#### [Exercise directions]
Output the entries word for word. Omit images.

#### [Web page and app entries]
● ● ●
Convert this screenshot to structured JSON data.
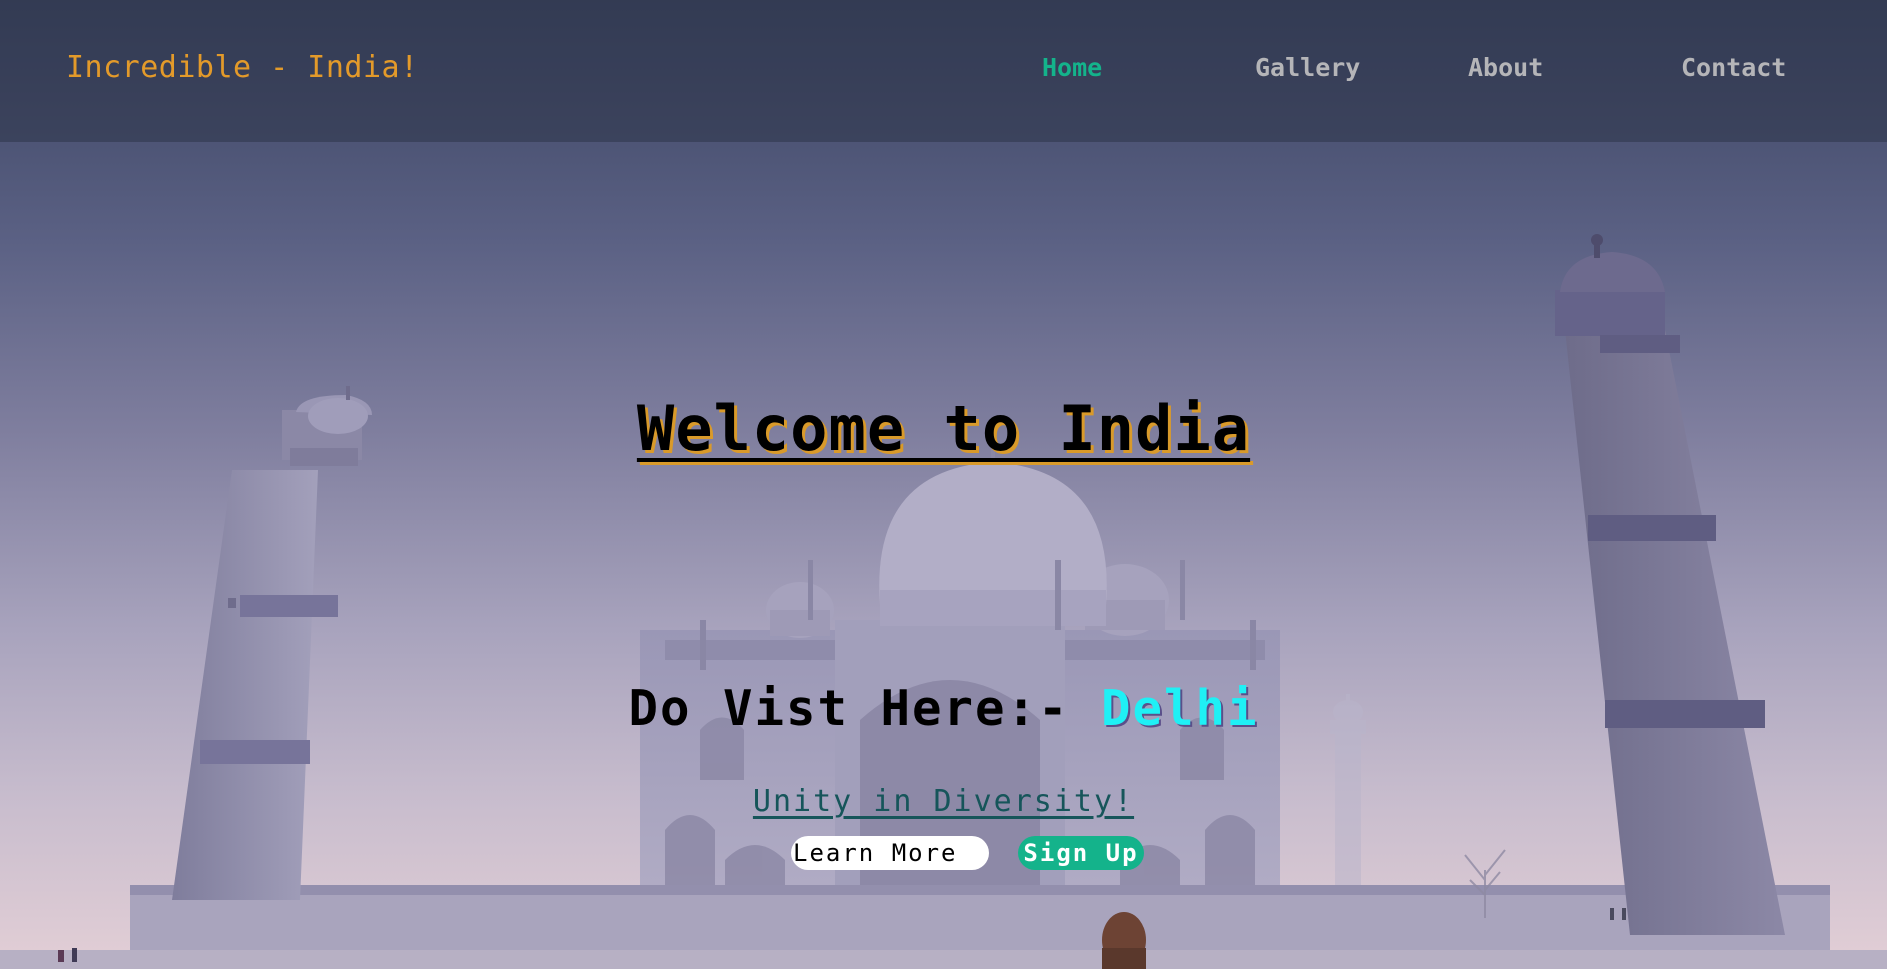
{
  "navbar": {
    "brand": "Incredible - India!",
    "items": [
      {
        "label": "Home",
        "active": true
      },
      {
        "label": "Gallery",
        "active": false
      },
      {
        "label": "About",
        "active": false
      },
      {
        "label": "Contact",
        "active": false
      }
    ]
  },
  "hero": {
    "heading": "Welcome to India",
    "visit_prefix": "Do Vist Here:- ",
    "visit_city": "Delhi",
    "tagline": "Unity in Diversity!",
    "learn_more_label": "Learn More",
    "sign_up_label": "Sign Up"
  },
  "colors": {
    "brand": "#e39a2a",
    "nav_active": "#14b38b",
    "nav_inactive": "#b5b5b8",
    "city": "#1ff0f5",
    "heading_shadow": "#d99a2a",
    "signup_bg": "#14b38b"
  }
}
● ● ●
#### [Response]
Convert this screenshot to structured JSON data.
{
  "navbar": {
    "brand": "Incredible - India!",
    "items": [
      {
        "label": "Home",
        "active": true
      },
      {
        "label": "Gallery",
        "active": false
      },
      {
        "label": "About",
        "active": false
      },
      {
        "label": "Contact",
        "active": false
      }
    ]
  },
  "hero": {
    "heading": "Welcome to India",
    "visit_prefix": "Do Vist Here:- ",
    "visit_city": "Delhi",
    "tagline": "Unity in Diversity!",
    "learn_more_label": "Learn More",
    "sign_up_label": "Sign Up"
  },
  "colors": {
    "brand": "#e39a2a",
    "nav_active": "#14b38b",
    "nav_inactive": "#b5b5b8",
    "city": "#1ff0f5",
    "heading_shadow": "#d99a2a",
    "signup_bg": "#14b38b"
  }
}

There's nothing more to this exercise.